The CMUWorks Service Center is the single point of contact for a broad range of services to students working for CMU —everything from answering questions about Time Tracking, to assisting with navigating Workday, to ensuring accurate pay. The information to answer many of your payroll questions can be found here.
If you do not find what you are looking for, please contact the CMUWorks Service Center.
What is Work-Study? How can I find out whether I have a Work-Study award, and how much it is for?
You can find an explanation about what Work-Study is here.
What can I do if I want a job in my field but don't see any posted?
Try visiting the main office of the department you are interested in working for and explaining your interest. Offer to leave your name and contact information; even if there are no jobs available right now, positions may become available in the future.
What if I want to be a research assistant or teaching assistant?

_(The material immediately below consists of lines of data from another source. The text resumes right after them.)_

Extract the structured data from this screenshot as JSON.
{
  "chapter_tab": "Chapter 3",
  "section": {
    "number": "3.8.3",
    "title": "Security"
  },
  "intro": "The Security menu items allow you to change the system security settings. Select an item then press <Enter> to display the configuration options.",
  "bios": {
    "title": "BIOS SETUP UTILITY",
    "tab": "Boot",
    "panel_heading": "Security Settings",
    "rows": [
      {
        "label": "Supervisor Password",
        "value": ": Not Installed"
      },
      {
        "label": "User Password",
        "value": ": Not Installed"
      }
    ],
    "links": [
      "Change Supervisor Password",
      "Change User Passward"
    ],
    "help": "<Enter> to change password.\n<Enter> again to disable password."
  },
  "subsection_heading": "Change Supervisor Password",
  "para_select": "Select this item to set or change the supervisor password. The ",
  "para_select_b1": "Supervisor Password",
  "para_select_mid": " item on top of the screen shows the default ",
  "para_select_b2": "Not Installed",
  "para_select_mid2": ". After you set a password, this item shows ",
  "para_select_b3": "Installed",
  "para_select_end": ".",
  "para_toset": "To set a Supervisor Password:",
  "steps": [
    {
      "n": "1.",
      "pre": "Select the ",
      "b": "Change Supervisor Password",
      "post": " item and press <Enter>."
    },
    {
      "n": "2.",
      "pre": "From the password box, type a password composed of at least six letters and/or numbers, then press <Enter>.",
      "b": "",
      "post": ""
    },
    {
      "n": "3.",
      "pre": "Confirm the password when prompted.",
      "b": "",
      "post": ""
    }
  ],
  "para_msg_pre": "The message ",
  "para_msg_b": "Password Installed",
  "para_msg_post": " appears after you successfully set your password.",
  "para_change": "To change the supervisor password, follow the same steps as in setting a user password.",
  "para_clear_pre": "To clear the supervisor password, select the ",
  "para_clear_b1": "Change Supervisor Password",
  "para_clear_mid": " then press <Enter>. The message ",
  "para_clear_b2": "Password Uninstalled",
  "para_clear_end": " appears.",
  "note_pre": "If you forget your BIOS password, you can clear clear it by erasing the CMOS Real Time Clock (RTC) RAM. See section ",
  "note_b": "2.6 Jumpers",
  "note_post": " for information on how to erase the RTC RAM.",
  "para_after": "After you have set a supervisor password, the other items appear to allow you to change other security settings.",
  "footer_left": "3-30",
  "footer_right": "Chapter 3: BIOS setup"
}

Sometimes it seems that professors hire the students they already know. Get to know the professors in your area of interest. Set up an appointment to talk about your interests and ask them for advice. Let them know that you are enthusiastic and available if they need any help.
What if the department or the professors say they don't have any money to hire me?
Ask if they can offer academic credit in the form of an internship, research assistantship, or independent study. If they say yes, make sure you talk with the academic advisor for that department to find out departmental procedures for registration as well as talking to your own academic advisor. In addition to satisfying certain requirements, such as class level, most departments will require you to have a faculty sponsor. The sponsor will direct you and help define the academic component of your work, monitor your progress, and assign a final grade.
What other local part-time jobs are available off-campus?
You can find more local part-time opportunities on Handshake.